Given information section start

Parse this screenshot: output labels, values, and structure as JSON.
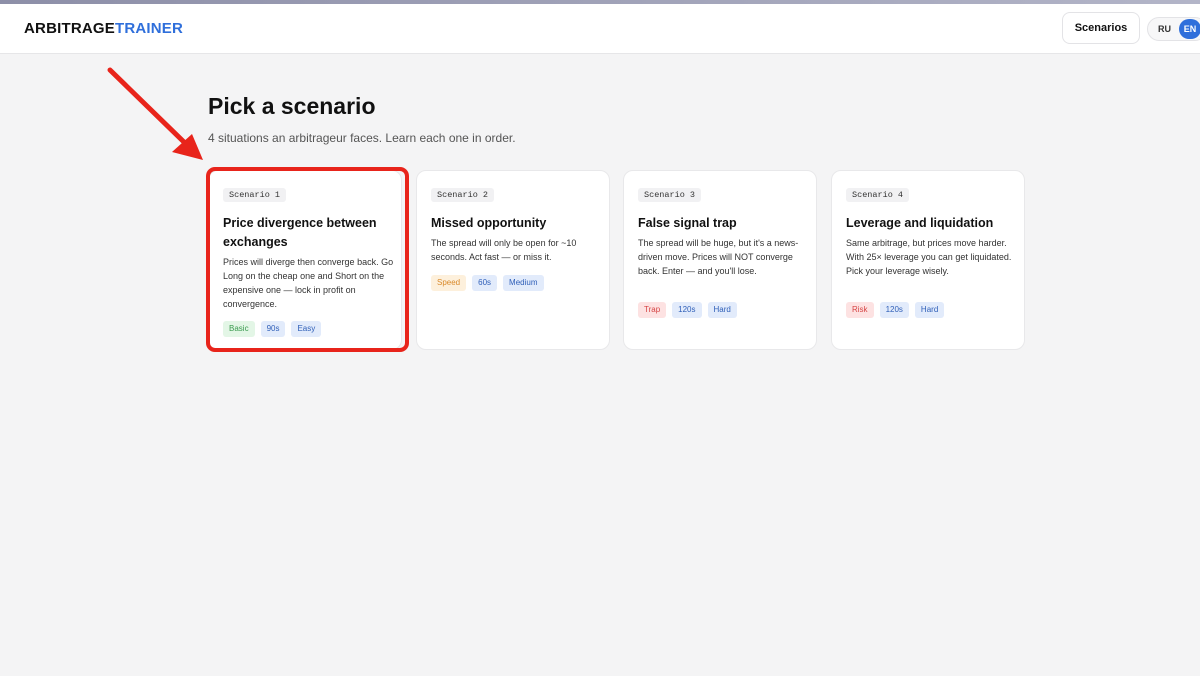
{
  "header": {
    "logo_part1": "ARBITRAGE",
    "logo_part2": "TRAINER",
    "nav_button": "Scenarios",
    "lang_ru": "RU",
    "lang_en": "EN"
  },
  "page": {
    "title": "Pick a scenario",
    "subtitle": "4 situations an arbitrageur faces. Learn each one in order."
  },
  "scenarios": [
    {
      "chip": "Scenario 1",
      "title": "Price divergence between exchanges",
      "description": "Prices will diverge then converge back. Go Long on the cheap one and Short on the expensive one — lock in profit on convergence.",
      "tags": [
        "Basic",
        "90s",
        "Easy"
      ]
    },
    {
      "chip": "Scenario 2",
      "title": "Missed opportunity",
      "description": "The spread will only be open for ~10 seconds. Act fast — or miss it.",
      "tags": [
        "Speed",
        "60s",
        "Medium"
      ]
    },
    {
      "chip": "Scenario 3",
      "title": "False signal trap",
      "description": "The spread will be huge, but it's a news-driven move. Prices will NOT converge back. Enter — and you'll lose.",
      "tags": [
        "Trap",
        "120s",
        "Hard"
      ]
    },
    {
      "chip": "Scenario 4",
      "title": "Leverage and liquidation",
      "description": "Same arbitrage, but prices move harder. With 25× leverage you can get liquidated. Pick your leverage wisely.",
      "tags": [
        "Risk",
        "120s",
        "Hard"
      ]
    }
  ],
  "colors": {
    "accent": "#2f6fdb",
    "highlight": "#e8241b",
    "tag_basic": "#e3f6e6",
    "tag_speed": "#fdf0dc",
    "tag_trap": "#fde2e2",
    "tag_blue": "#e2ebfb"
  }
}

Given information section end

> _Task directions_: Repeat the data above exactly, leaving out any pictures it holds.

> _Written answer_:
Parse this screenshot: output labels, values, and structure as JSON.
{
  "header": {
    "logo_part1": "ARBITRAGE",
    "logo_part2": "TRAINER",
    "nav_button": "Scenarios",
    "lang_ru": "RU",
    "lang_en": "EN"
  },
  "page": {
    "title": "Pick a scenario",
    "subtitle": "4 situations an arbitrageur faces. Learn each one in order."
  },
  "scenarios": [
    {
      "chip": "Scenario 1",
      "title": "Price divergence between exchanges",
      "description": "Prices will diverge then converge back. Go Long on the cheap one and Short on the expensive one — lock in profit on convergence.",
      "tags": [
        "Basic",
        "90s",
        "Easy"
      ]
    },
    {
      "chip": "Scenario 2",
      "title": "Missed opportunity",
      "description": "The spread will only be open for ~10 seconds. Act fast — or miss it.",
      "tags": [
        "Speed",
        "60s",
        "Medium"
      ]
    },
    {
      "chip": "Scenario 3",
      "title": "False signal trap",
      "description": "The spread will be huge, but it's a news-driven move. Prices will NOT converge back. Enter — and you'll lose.",
      "tags": [
        "Trap",
        "120s",
        "Hard"
      ]
    },
    {
      "chip": "Scenario 4",
      "title": "Leverage and liquidation",
      "description": "Same arbitrage, but prices move harder. With 25× leverage you can get liquidated. Pick your leverage wisely.",
      "tags": [
        "Risk",
        "120s",
        "Hard"
      ]
    }
  ],
  "colors": {
    "accent": "#2f6fdb",
    "highlight": "#e8241b",
    "tag_basic": "#e3f6e6",
    "tag_speed": "#fdf0dc",
    "tag_trap": "#fde2e2",
    "tag_blue": "#e2ebfb"
  }
}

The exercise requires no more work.